▶ **What is needed**:
Scan the entries below and tally the lines that include "price". Return nothing but the tally.

----------------------------------------

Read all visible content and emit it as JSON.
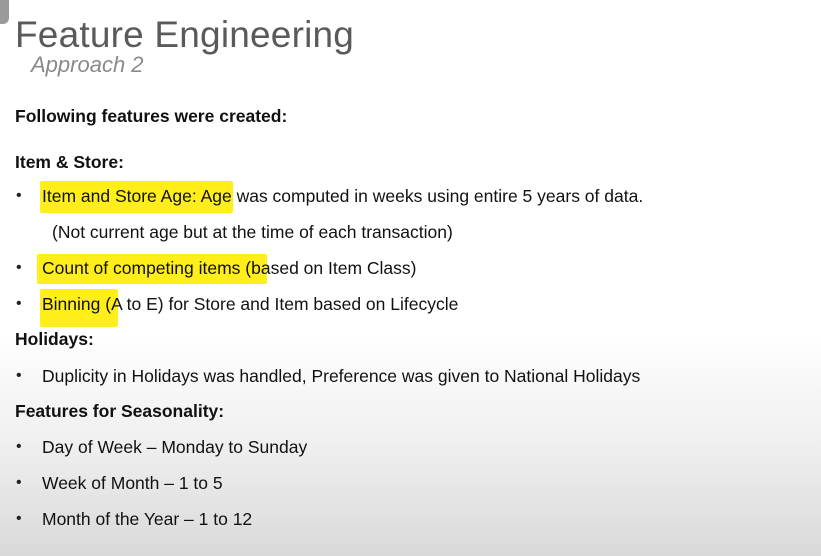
{
  "title": "Feature Engineering",
  "subtitle": "Approach 2",
  "intro": "Following features were created:",
  "sections": [
    {
      "heading": "Item & Store:",
      "items": [
        {
          "text": "Item and Store Age: Age was computed in weeks using entire 5 years of data.",
          "continuation": "(Not current age but at the time of each transaction)"
        },
        {
          "text": "Count of competing items (based on Item Class)"
        },
        {
          "text": "Binning (A to E) for Store and Item based on Lifecycle"
        }
      ]
    },
    {
      "heading": "Holidays:",
      "items": [
        {
          "text": "Duplicity in Holidays was handled, Preference was given to National Holidays"
        }
      ]
    },
    {
      "heading": "Features for Seasonality:",
      "items": [
        {
          "text": "Day of Week – Monday to Sunday"
        },
        {
          "text": "Week of Month – 1 to 5"
        },
        {
          "text": "Month of the Year – 1 to 12"
        }
      ]
    }
  ],
  "bullet_glyph": "•",
  "highlight_color": "#ffee1a"
}
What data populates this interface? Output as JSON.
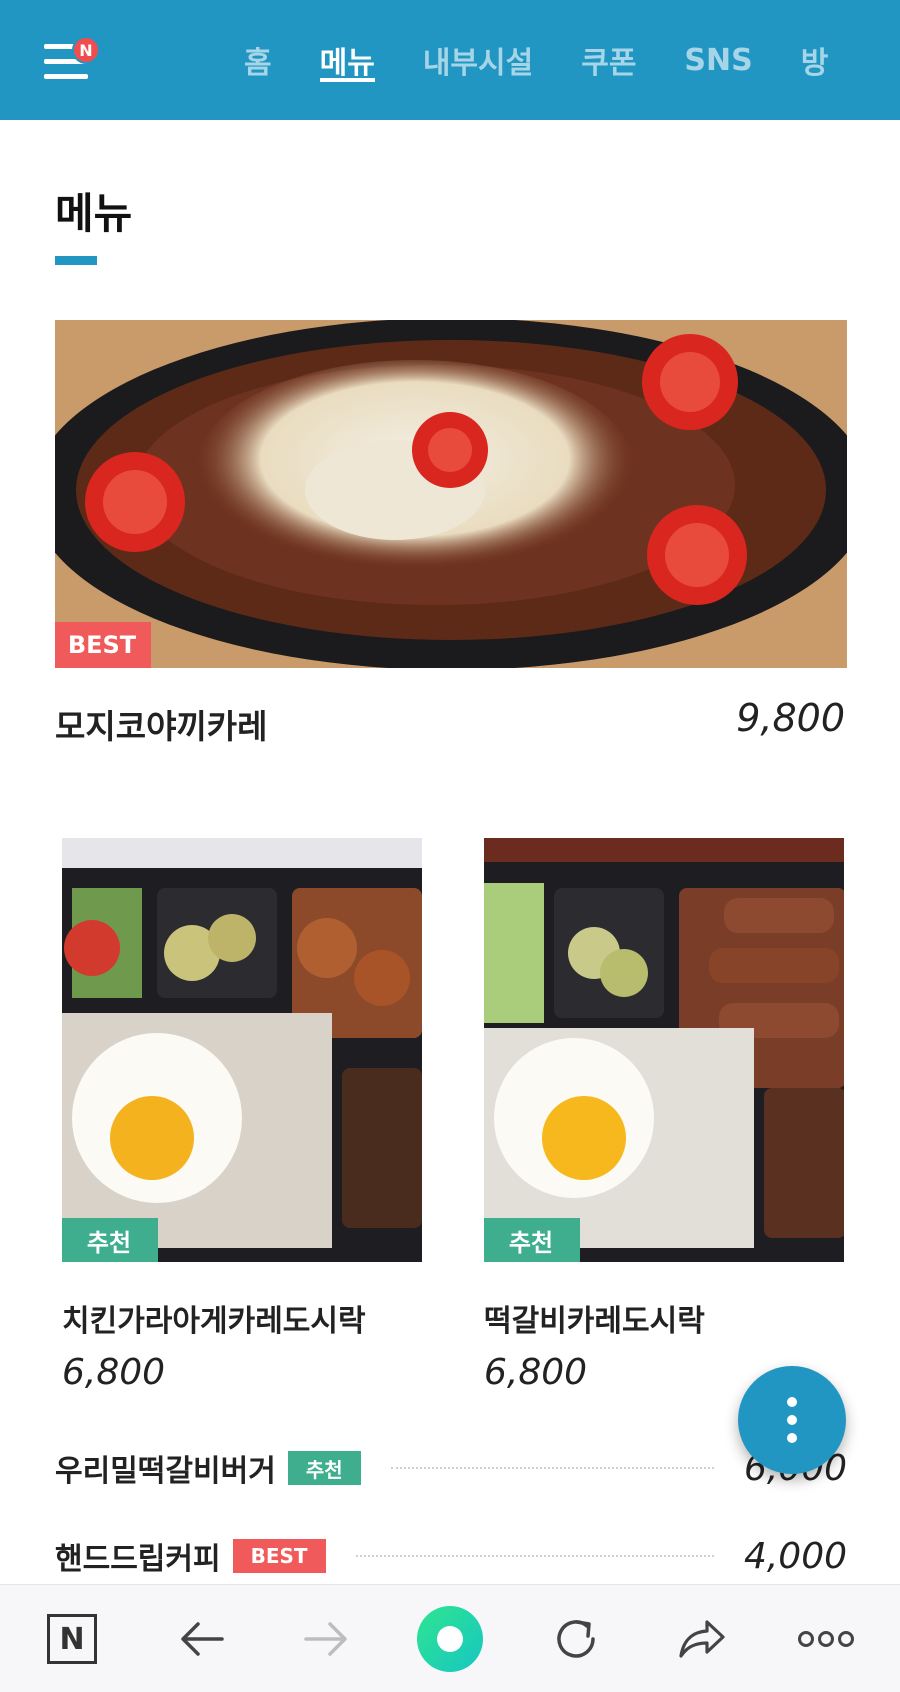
{
  "nav": {
    "menu_badge": "N",
    "tabs": [
      {
        "label": "홈"
      },
      {
        "label": "메뉴"
      },
      {
        "label": "내부시설"
      },
      {
        "label": "쿠폰"
      },
      {
        "label": "SNS"
      },
      {
        "label": "방"
      }
    ]
  },
  "section": {
    "title": "메뉴"
  },
  "featured": {
    "name": "모지코야끼카레",
    "price": "9,800",
    "tag": "BEST"
  },
  "grid": [
    {
      "name": "치킨가라아게카레도시락",
      "price": "6,800",
      "tag": "추천"
    },
    {
      "name": "떡갈비카레도시락",
      "price": "6,800",
      "tag": "추천"
    }
  ],
  "list": [
    {
      "name": "우리밀떡갈비버거",
      "tag": "추천",
      "price": "6,000"
    },
    {
      "name": "핸드드립커피",
      "tag": "BEST",
      "price": "4,000"
    }
  ],
  "bottom_bar": {
    "naver_label": "N"
  },
  "colors": {
    "primary": "#2196c3",
    "best": "#f05a5a",
    "recommend": "#3fae8e"
  }
}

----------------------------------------

▶ **Written solution**:
5